Due to the increased numbers of lost and destitute children, Mother Teresa understood the urgent need to create home for the homeless underaged deprived of the opportunity to feel love and care of their parents because of some reasons. Finally, in 1955, Mother Teresa managed to open a so-called “home” for homeless children as well as orphans (Epple, 2012).

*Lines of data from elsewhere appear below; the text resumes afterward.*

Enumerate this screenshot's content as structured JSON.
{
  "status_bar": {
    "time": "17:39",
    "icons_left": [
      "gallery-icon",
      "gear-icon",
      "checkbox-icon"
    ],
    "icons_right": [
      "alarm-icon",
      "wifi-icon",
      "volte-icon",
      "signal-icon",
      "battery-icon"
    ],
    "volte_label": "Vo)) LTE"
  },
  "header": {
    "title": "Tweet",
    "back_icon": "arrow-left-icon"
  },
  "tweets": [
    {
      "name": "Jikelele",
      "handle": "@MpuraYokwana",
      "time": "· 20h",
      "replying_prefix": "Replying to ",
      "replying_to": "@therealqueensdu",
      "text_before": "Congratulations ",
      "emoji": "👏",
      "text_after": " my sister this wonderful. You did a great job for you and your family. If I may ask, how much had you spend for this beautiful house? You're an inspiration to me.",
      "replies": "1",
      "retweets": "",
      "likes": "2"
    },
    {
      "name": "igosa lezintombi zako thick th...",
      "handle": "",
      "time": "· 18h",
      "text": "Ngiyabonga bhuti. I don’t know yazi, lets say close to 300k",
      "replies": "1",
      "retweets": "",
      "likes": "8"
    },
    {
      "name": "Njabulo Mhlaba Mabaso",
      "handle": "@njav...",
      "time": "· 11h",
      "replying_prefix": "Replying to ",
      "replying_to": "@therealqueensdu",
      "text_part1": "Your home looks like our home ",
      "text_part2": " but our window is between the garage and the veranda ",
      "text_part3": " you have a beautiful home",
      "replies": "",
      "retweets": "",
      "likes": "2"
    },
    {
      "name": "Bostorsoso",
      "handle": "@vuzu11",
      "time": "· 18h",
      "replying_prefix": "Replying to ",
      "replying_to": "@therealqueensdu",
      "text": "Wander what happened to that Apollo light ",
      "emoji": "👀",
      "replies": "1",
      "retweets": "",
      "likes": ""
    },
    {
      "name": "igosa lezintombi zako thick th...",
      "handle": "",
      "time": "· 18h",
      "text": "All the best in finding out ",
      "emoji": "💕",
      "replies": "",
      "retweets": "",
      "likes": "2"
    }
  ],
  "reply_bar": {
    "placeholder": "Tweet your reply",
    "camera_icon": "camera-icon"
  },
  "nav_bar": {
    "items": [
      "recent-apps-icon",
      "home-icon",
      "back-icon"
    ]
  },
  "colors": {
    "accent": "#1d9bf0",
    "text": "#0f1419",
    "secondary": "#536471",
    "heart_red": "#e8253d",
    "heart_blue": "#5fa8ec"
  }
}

This blessed woman was so kind-hearted, enthusiastic, and sympathetic that she could not bear misery, poverty, and hopelessness which thousands of families in India were facing (Murphy, 1983). One of her greatest dreams was to expand her missionary work around the globe. Consequently, with the help of governmental support as well as significant charitable donations that were attracted by the congregation, Mother Teresa together with other members of the Missionary of Charity established and arranged dozens of hospices, orphanages as well as leper clinics for the citizens of India throughout the whole territory of the country (Murphy, 1983). According to the statistics, by 2007, the Missionary of Charity included approximately 450 brothers as well as 5,000 sisters around the world. Nowadays, this religious congregation operates hundreds missions, clinics, shelters, and schools around the globe (Kolodiejchuk, 2010).

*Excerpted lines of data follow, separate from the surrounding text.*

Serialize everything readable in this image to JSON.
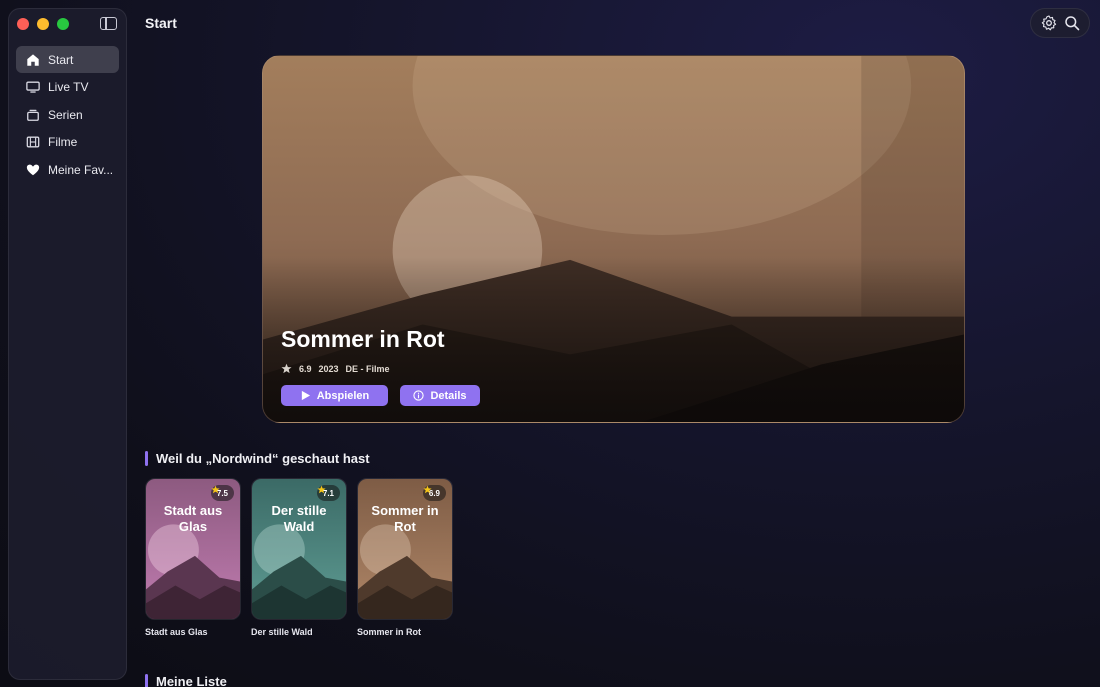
{
  "header": {
    "title": "Start"
  },
  "sidebar": {
    "items": [
      {
        "label": "Start",
        "icon": "home-icon",
        "active": true
      },
      {
        "label": "Live TV",
        "icon": "tv-icon",
        "active": false
      },
      {
        "label": "Serien",
        "icon": "stack-icon",
        "active": false
      },
      {
        "label": "Filme",
        "icon": "film-icon",
        "active": false
      },
      {
        "label": "Meine Fav...",
        "icon": "heart-icon",
        "active": false
      }
    ]
  },
  "hero": {
    "title": "Sommer in Rot",
    "rating": "6.9",
    "year": "2023",
    "category": "DE - Filme",
    "play_label": "Abspielen",
    "details_label": "Details"
  },
  "section_recommend": {
    "title": "Weil du „Nordwind“ geschaut hast",
    "cards": [
      {
        "title": "Stadt aus Glas",
        "rating": "7.5",
        "caption": "Stadt aus Glas",
        "color": "#b56fa2"
      },
      {
        "title": "Der stille Wald",
        "rating": "7.1",
        "caption": "Der stille Wald",
        "color": "#4f8d86"
      },
      {
        "title": "Sommer in Rot",
        "rating": "6.9",
        "caption": "Sommer in Rot",
        "color": "#a27a5b"
      }
    ]
  },
  "section_list": {
    "title": "Meine Liste"
  },
  "colors": {
    "accent": "#8f72f0",
    "star": "#f5c518"
  }
}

Taking into consideration international charity of Mother Teresa and her proponents, it is important to note that this woman expanded the Missionaries of Charity in order to help not only the poor in India, but thousands of other people around the globe. Mother Teresa is recognized not only on the territory of India, but in the rest of the world as well (Kolodiejchuk, 2010). For instance, in 1962, Ramon Magsaysay presented Mother Teresa the Award for her enormous contribution to the international community. In 1985, one of the American Presidents, Reagan, awarded Mother Teresa of Calcutta with Presidential Medal for Freedom (Kolodiejchuk, 2010).
As a result, having analyzed the main biographical information of Mother Teresa and her contribution to the world community, it is possible to summarize that this personality deserves respect and worldwide recognition, as she sacrificed her life with the unique purpose to provide assistance to the poor, ill, homeless, and destitute. Mother Teresa is honored by Indian as well as international governments and civilian establishments not only for her successful efforts for establishing peace, but for her work with orphans, disabled, ex-prostitutes, and victims of natural disasters and epidemics.